This savings bond is available only to participants in the myRA retirement savings program, the Treasury says. The bonds are designed to protect the principal contributed while earning interest at a rate previously available only to federal employees invested in the Government Securities Investment Fund (G Fund) of the Thrift Savings Plan.
The agency previously announced its intentions to establish the new class of bond.
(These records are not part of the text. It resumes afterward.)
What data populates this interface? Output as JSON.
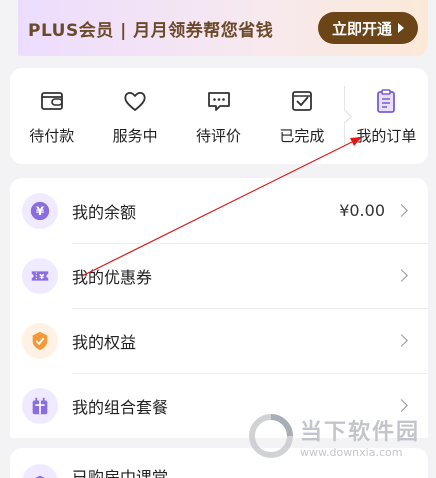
{
  "plus_banner": {
    "text": "PLUS会员 | 月月领券帮您省钱",
    "button_label": "立即开通"
  },
  "orders": [
    {
      "label": "待付款",
      "icon": "wallet-icon"
    },
    {
      "label": "服务中",
      "icon": "heart-icon"
    },
    {
      "label": "待评价",
      "icon": "comment-icon"
    },
    {
      "label": "已完成",
      "icon": "checked-box-icon"
    },
    {
      "label": "我的订单",
      "icon": "clipboard-icon"
    }
  ],
  "list": [
    {
      "label": "我的余额",
      "value": "¥0.00",
      "icon": "yen-icon"
    },
    {
      "label": "我的优惠券",
      "value": "",
      "icon": "coupon-icon"
    },
    {
      "label": "我的权益",
      "value": "",
      "icon": "badge-icon"
    },
    {
      "label": "我的组合套餐",
      "value": "",
      "icon": "gift-icon"
    }
  ],
  "bottom": {
    "label": "已购房中课堂",
    "icon": "graduation-cap-icon"
  },
  "watermark": {
    "title": "当下软件园",
    "url": "www.downxia.com"
  },
  "colors": {
    "accent": "#7b5bd6",
    "plus_button": "#6b4418",
    "annotation": "#e01818"
  }
}
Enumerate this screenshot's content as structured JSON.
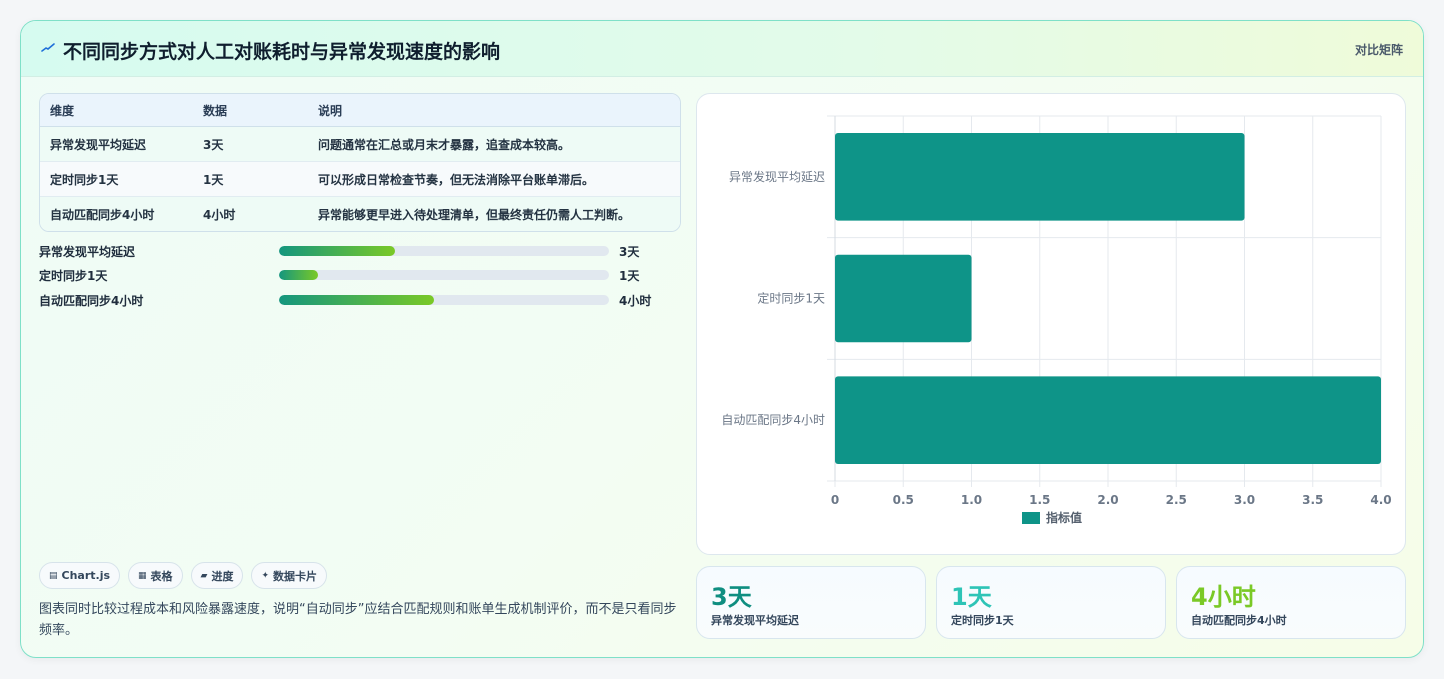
{
  "header": {
    "title": "不同同步方式对人工对账耗时与异常发现速度的影响",
    "tag": "对比矩阵",
    "logo_icon": "trend-line-icon"
  },
  "table": {
    "columns": [
      "维度",
      "数据",
      "说明"
    ],
    "rows": [
      [
        "异常发现平均延迟",
        "3天",
        "问题通常在汇总或月末才暴露，追查成本较高。"
      ],
      [
        "定时同步1天",
        "1天",
        "可以形成日常检查节奏，但无法消除平台账单滞后。"
      ],
      [
        "自动匹配同步4小时",
        "4小时",
        "异常能够更早进入待处理清单，但最终责任仍需人工判断。"
      ]
    ]
  },
  "progress": [
    {
      "label": "异常发现平均延迟",
      "value_text": "3天",
      "fraction": 0.353
    },
    {
      "label": "定时同步1天",
      "value_text": "1天",
      "fraction": 0.118
    },
    {
      "label": "自动匹配同步4小时",
      "value_text": "4小时",
      "fraction": 0.471
    }
  ],
  "chips": [
    {
      "icon": "chart-icon",
      "glyph": "▤",
      "label": "Chart.js"
    },
    {
      "icon": "table-icon",
      "glyph": "▦",
      "label": "表格"
    },
    {
      "icon": "progress-icon",
      "glyph": "▰",
      "label": "进度"
    },
    {
      "icon": "sparkle-icon",
      "glyph": "✦",
      "label": "数据卡片"
    }
  ],
  "note": "图表同时比较过程成本和风险暴露速度，说明“自动同步”应结合匹配规则和账单生成机制评价，而不是只看同步频率。",
  "stats": [
    {
      "value": "3天",
      "label": "异常发现平均延迟",
      "color": "#0f8e80"
    },
    {
      "value": "1天",
      "label": "定时同步1天",
      "color": "#2ec4b6"
    },
    {
      "value": "4小时",
      "label": "自动匹配同步4小时",
      "color": "#7ac926"
    }
  ],
  "chart_data": {
    "type": "bar",
    "orientation": "horizontal",
    "categories": [
      "异常发现平均延迟",
      "定时同步1天",
      "自动匹配同步4小时"
    ],
    "series": [
      {
        "name": "指标值",
        "values": [
          3,
          1,
          4
        ]
      }
    ],
    "xlim": [
      0,
      4
    ],
    "x_ticks": [
      "0",
      "0.5",
      "1.0",
      "1.5",
      "2.0",
      "2.5",
      "3.0",
      "3.5",
      "4.0"
    ],
    "grid": true,
    "legend_position": "bottom",
    "bar_color": "#0e9488"
  }
}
In February, Mark Iwry, senior adviser to the Secretary and Deputy Assistant Secretary (Tax Policy) Retirement and Health Policy at the Treasury Department in Washington, D.C., said workers looking to start saving for retirement would soon be able to purchase a specially designed Treasury retirement savings bond held in a Roth IRA. He said the bond will have an add-on feature, meaning that additional contributions will increase the value of a single security held by a given investor, instead of requiring the purchase of multiple securities. (See “myRA Program Details and Intent.”)
Iwry pointed out that initial investment could be as low as $25, and contributions as low as $5 could be made through payroll deductions. As starter accounts, myRAs will be limited to a cumulative $15,000 each—not an end target for saving, but rather a transition point at which the individual’s savings would shift to a private-sector Roth IRA. If a saver’s myRA never accumulates to $15,000, the balance will be shifted to a private-sector Roth IRA after 30 years, the Treasury says.
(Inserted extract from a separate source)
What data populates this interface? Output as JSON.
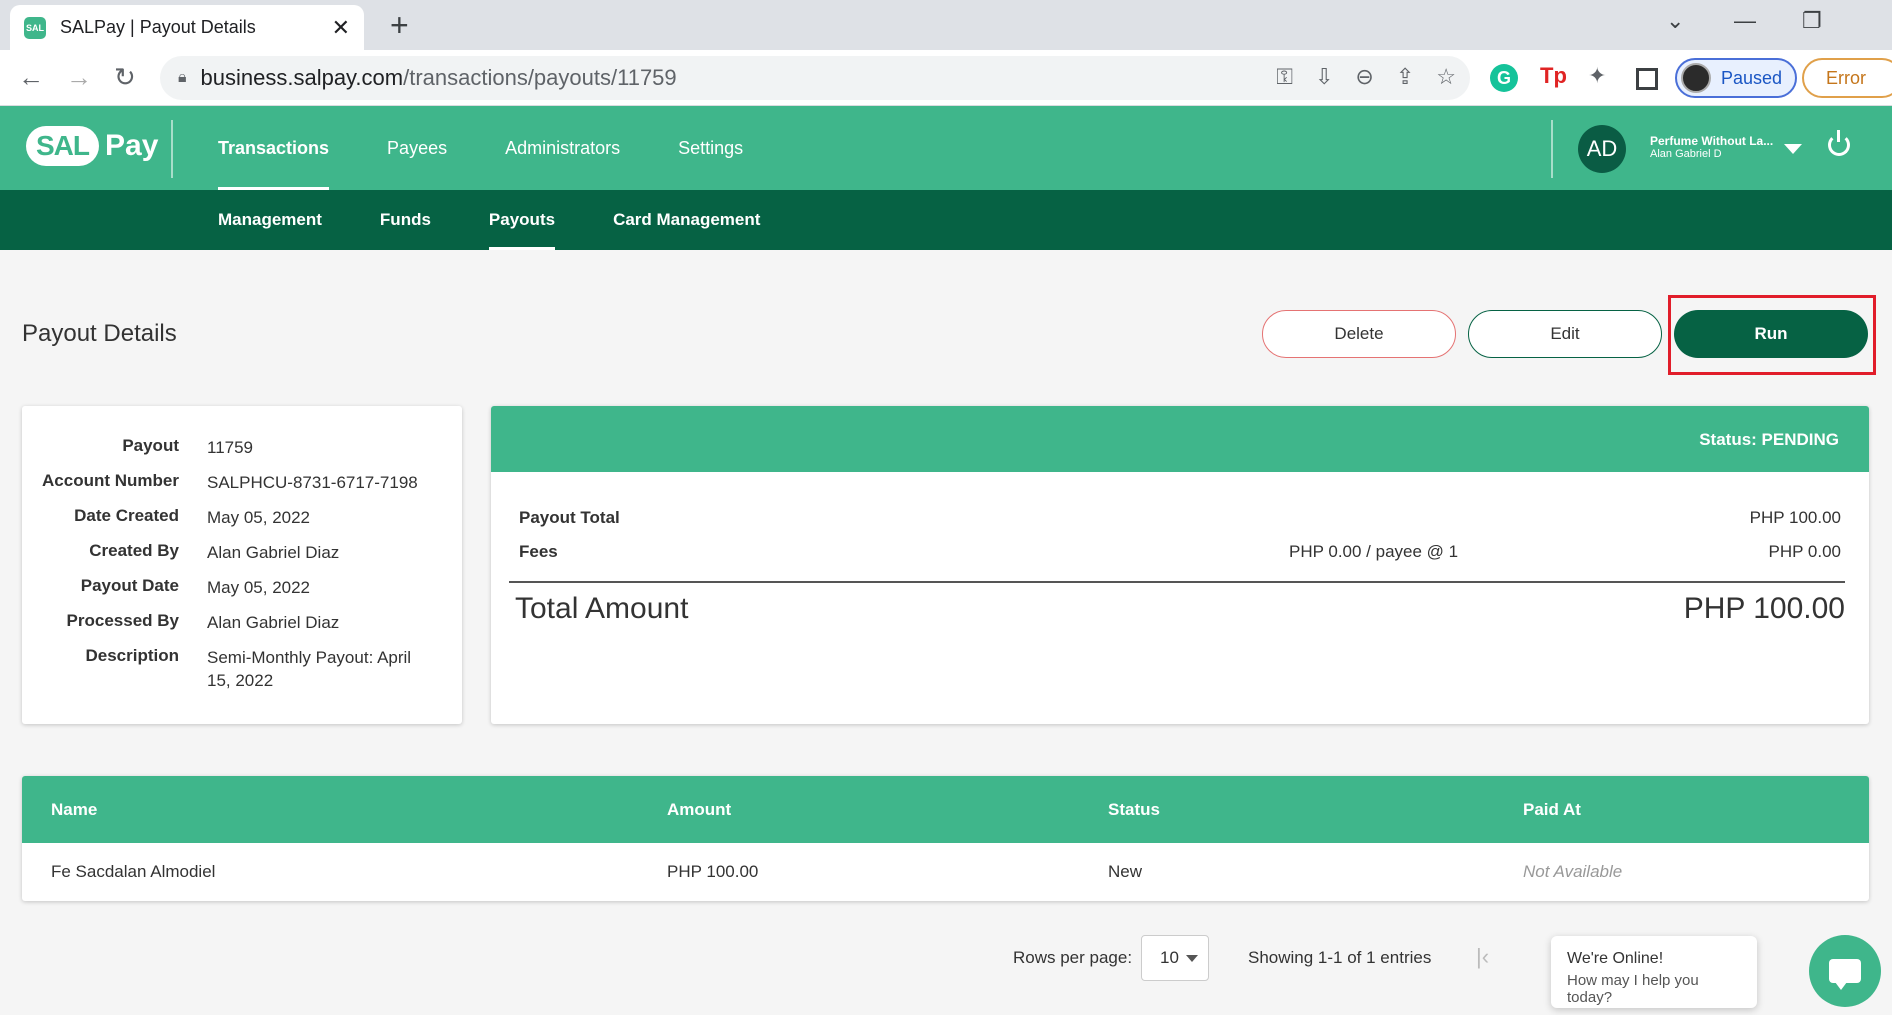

The myRA program was created in January, when President Obama issued a memorandum directing the Secretary of the Treasury to develop a retirement savings program focused on serving new and small-dollar savers. The president’s proposal raised both hopes and eyebrows in the private retirement planning industry and brought significant national attention to America’s retirement issues when introduced during his fifth State of the Union address.
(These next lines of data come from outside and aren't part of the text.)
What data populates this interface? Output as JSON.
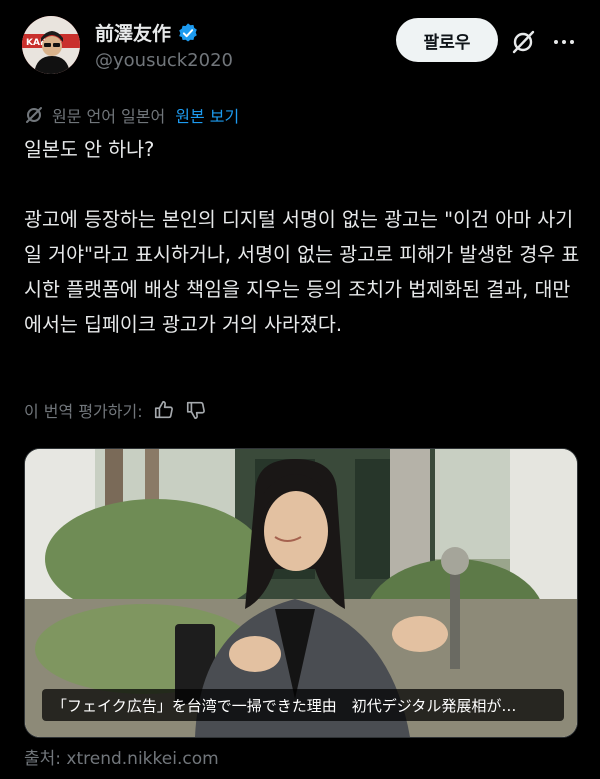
{
  "author": {
    "display_name": "前澤友作",
    "handle": "@yousuck2020",
    "avatar_text": "KABU&"
  },
  "header": {
    "follow_label": "팔로우"
  },
  "translation": {
    "note": "원문 언어 일본어",
    "show_original": "원본 보기"
  },
  "post": {
    "text": "일본도 안 하나?\n\n광고에 등장하는 본인의 디지털 서명이 없는 광고는 \"이건 아마 사기일 거야\"라고 표시하거나, 서명이 없는 광고로 피해가 발생한 경우 표시한 플랫폼에 배상 책임을 지우는 등의 조치가 법제화된 결과, 대만에서는 딥페이크 광고가 거의 사라졌다."
  },
  "rating": {
    "label": "이 번역 평가하기:"
  },
  "media": {
    "caption": "「フェイク広告」を台湾で一掃できた理由　初代デジタル発展相が…",
    "source": "출처: xtrend.nikkei.com"
  },
  "colors": {
    "background": "#000000",
    "text": "#e7e9ea",
    "muted": "#71767b",
    "link": "#1d9bf0",
    "verified": "#1d9bf0"
  }
}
According to the Treasury, myRA accounts will allow savers to begin investing for retirement without start-up costs or fees. These facts have caused some to speculate that the Treasury will have to rely on niche service providers that already specialize in low-balance IRAs, such as those providing automatic rollover and cash-out services for terminating pension plans, among others, to administer the accounts.
Once their account is established, participants in the program can continue to make periodic electronic contributions in any amount. Amounts contributed by participants in the program will be invested exclusively in the Treasury’s new retirement savings bonds. The designated custodian for the program will purchase and hold these new bonds exclusively for the benefit of the participants.
At any time, participants can transfer their balance to a commercial financial services provider to take advantage of the broad array of retirement products available in the marketplace. Because the accounts offered through the program are Roth IRAs, participants also have the flexibility to withdraw their contributions at any time without a penalty. Participants can keep their account and can continue investing in the retirement savings bond even if they change jobs.
The full text of the new rule is here.